ACTIVITY: The full set of entries is to be printed exactly, with pictures excluded.

EXERCISE INPUTS:
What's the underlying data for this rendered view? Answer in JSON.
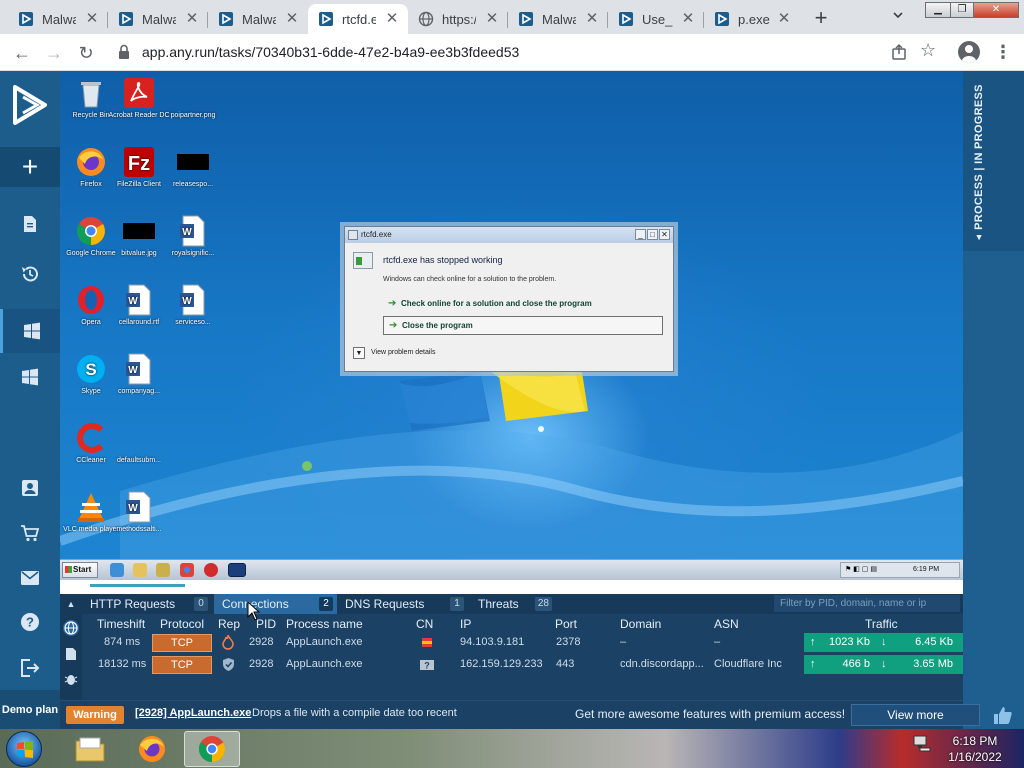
{
  "browser": {
    "tabs": [
      {
        "label": "Malwa",
        "favicon": "anyrun-icon",
        "active": false
      },
      {
        "label": "Malwa",
        "favicon": "anyrun-icon",
        "active": false
      },
      {
        "label": "Malwa",
        "favicon": "anyrun-icon",
        "active": false
      },
      {
        "label": "rtcfd.e",
        "favicon": "anyrun-icon",
        "active": true
      },
      {
        "label": "https:/",
        "favicon": "globe-icon",
        "active": false
      },
      {
        "label": "Malwa",
        "favicon": "anyrun-icon",
        "active": false
      },
      {
        "label": "Use_",
        "favicon": "anyrun-icon",
        "active": false
      },
      {
        "label": "p.exe",
        "favicon": "anyrun-icon",
        "active": false
      }
    ],
    "url": "app.any.run/tasks/70340b31-6dde-47e2-b4a9-ee3b3fdeed53"
  },
  "app": {
    "right_column": "PROCESS | IN PROGRESS",
    "demo_plan": "Demo plan"
  },
  "vm": {
    "desktop_icons": [
      {
        "label": "Recycle Bin"
      },
      {
        "label": "Acrobat Reader DC"
      },
      {
        "label": "poipartner.png"
      },
      {
        "label": "Firefox"
      },
      {
        "label": "FileZilla Client"
      },
      {
        "label": "releasespo..."
      },
      {
        "label": "Google Chrome"
      },
      {
        "label": "bitvalue.jpg"
      },
      {
        "label": "royalsignific..."
      },
      {
        "label": "Opera"
      },
      {
        "label": "cellaround.rtf"
      },
      {
        "label": "serviceso..."
      },
      {
        "label": "Skype"
      },
      {
        "label": "companyag..."
      },
      {
        "label": "CCleaner"
      },
      {
        "label": "defaultsubm..."
      },
      {
        "label": "VLC media player"
      },
      {
        "label": "methodssalti..."
      }
    ],
    "dialog": {
      "title": "rtcfd.exe",
      "heading": "rtcfd.exe has stopped working",
      "message": "Windows can check online for a solution to the problem.",
      "option1": "Check online for a solution and close the program",
      "option2": "Close the program",
      "details": "View problem details"
    },
    "taskbar": {
      "start": "Start",
      "clock": "6:19 PM"
    }
  },
  "panel": {
    "tabs": [
      {
        "label": "HTTP Requests",
        "count": "0"
      },
      {
        "label": "Connections",
        "count": "2",
        "active": true
      },
      {
        "label": "DNS Requests",
        "count": "1"
      },
      {
        "label": "Threats",
        "count": "28"
      }
    ],
    "filter_placeholder": "Filter by PID, domain, name or ip",
    "columns": [
      "Timeshift",
      "Protocol",
      "Rep",
      "PID",
      "Process name",
      "CN",
      "IP",
      "Port",
      "Domain",
      "ASN",
      "Traffic"
    ],
    "rows": [
      {
        "timeshift": "874 ms",
        "protocol": "TCP",
        "rep": "fire-icon",
        "pid": "2928",
        "process": "AppLaunch.exe",
        "cn": "flag-icon",
        "ip": "94.103.9.181",
        "port": "2378",
        "domain": "–",
        "asn": "–",
        "traffic_up": "1023 Kb",
        "traffic_down": "6.45 Kb"
      },
      {
        "timeshift": "18132 ms",
        "protocol": "TCP",
        "rep": "shield-icon",
        "pid": "2928",
        "process": "AppLaunch.exe",
        "cn": "unknown-flag-icon",
        "ip": "162.159.129.233",
        "port": "443",
        "domain": "cdn.discordapp...",
        "asn": "Cloudflare Inc",
        "traffic_up": "466 b",
        "traffic_down": "3.65 Mb"
      }
    ]
  },
  "status": {
    "badge": "Warning",
    "process": "[2928] AppLaunch.exe",
    "text": "Drops a file with a compile date too recent",
    "promo": "Get more awesome features with premium access!",
    "button": "View more"
  },
  "host": {
    "time": "6:18 PM",
    "date": "1/16/2022"
  },
  "colors": {
    "app_sidebar": "#1c5d8c",
    "panel_bg": "#1b4265",
    "tcp_badge": "#c96a2e",
    "traffic": "#10a07f",
    "warning": "#e4832d"
  }
}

COMPLETED TASK:
What's the underlying data for this rendered view? Answer in JSON.
{
  "browser": {
    "tabs": [
      {
        "label": "Malwa",
        "favicon": "anyrun-icon",
        "active": false
      },
      {
        "label": "Malwa",
        "favicon": "anyrun-icon",
        "active": false
      },
      {
        "label": "Malwa",
        "favicon": "anyrun-icon",
        "active": false
      },
      {
        "label": "rtcfd.e",
        "favicon": "anyrun-icon",
        "active": true
      },
      {
        "label": "https:/",
        "favicon": "globe-icon",
        "active": false
      },
      {
        "label": "Malwa",
        "favicon": "anyrun-icon",
        "active": false
      },
      {
        "label": "Use_",
        "favicon": "anyrun-icon",
        "active": false
      },
      {
        "label": "p.exe",
        "favicon": "anyrun-icon",
        "active": false
      }
    ],
    "url": "app.any.run/tasks/70340b31-6dde-47e2-b4a9-ee3b3fdeed53"
  },
  "app": {
    "right_column": "PROCESS | IN PROGRESS",
    "demo_plan": "Demo plan"
  },
  "vm": {
    "desktop_icons": [
      {
        "label": "Recycle Bin"
      },
      {
        "label": "Acrobat Reader DC"
      },
      {
        "label": "poipartner.png"
      },
      {
        "label": "Firefox"
      },
      {
        "label": "FileZilla Client"
      },
      {
        "label": "releasespo..."
      },
      {
        "label": "Google Chrome"
      },
      {
        "label": "bitvalue.jpg"
      },
      {
        "label": "royalsignific..."
      },
      {
        "label": "Opera"
      },
      {
        "label": "cellaround.rtf"
      },
      {
        "label": "serviceso..."
      },
      {
        "label": "Skype"
      },
      {
        "label": "companyag..."
      },
      {
        "label": "CCleaner"
      },
      {
        "label": "defaultsubm..."
      },
      {
        "label": "VLC media player"
      },
      {
        "label": "methodssalti..."
      }
    ],
    "dialog": {
      "title": "rtcfd.exe",
      "heading": "rtcfd.exe has stopped working",
      "message": "Windows can check online for a solution to the problem.",
      "option1": "Check online for a solution and close the program",
      "option2": "Close the program",
      "details": "View problem details"
    },
    "taskbar": {
      "start": "Start",
      "clock": "6:19 PM"
    }
  },
  "panel": {
    "tabs": [
      {
        "label": "HTTP Requests",
        "count": "0"
      },
      {
        "label": "Connections",
        "count": "2",
        "active": true
      },
      {
        "label": "DNS Requests",
        "count": "1"
      },
      {
        "label": "Threats",
        "count": "28"
      }
    ],
    "filter_placeholder": "Filter by PID, domain, name or ip",
    "columns": [
      "Timeshift",
      "Protocol",
      "Rep",
      "PID",
      "Process name",
      "CN",
      "IP",
      "Port",
      "Domain",
      "ASN",
      "Traffic"
    ],
    "rows": [
      {
        "timeshift": "874 ms",
        "protocol": "TCP",
        "rep": "fire-icon",
        "pid": "2928",
        "process": "AppLaunch.exe",
        "cn": "flag-icon",
        "ip": "94.103.9.181",
        "port": "2378",
        "domain": "–",
        "asn": "–",
        "traffic_up": "1023 Kb",
        "traffic_down": "6.45 Kb"
      },
      {
        "timeshift": "18132 ms",
        "protocol": "TCP",
        "rep": "shield-icon",
        "pid": "2928",
        "process": "AppLaunch.exe",
        "cn": "unknown-flag-icon",
        "ip": "162.159.129.233",
        "port": "443",
        "domain": "cdn.discordapp...",
        "asn": "Cloudflare Inc",
        "traffic_up": "466 b",
        "traffic_down": "3.65 Mb"
      }
    ]
  },
  "status": {
    "badge": "Warning",
    "process": "[2928] AppLaunch.exe",
    "text": "Drops a file with a compile date too recent",
    "promo": "Get more awesome features with premium access!",
    "button": "View more"
  },
  "host": {
    "time": "6:18 PM",
    "date": "1/16/2022"
  },
  "colors": {
    "app_sidebar": "#1c5d8c",
    "panel_bg": "#1b4265",
    "tcp_badge": "#c96a2e",
    "traffic": "#10a07f",
    "warning": "#e4832d"
  }
}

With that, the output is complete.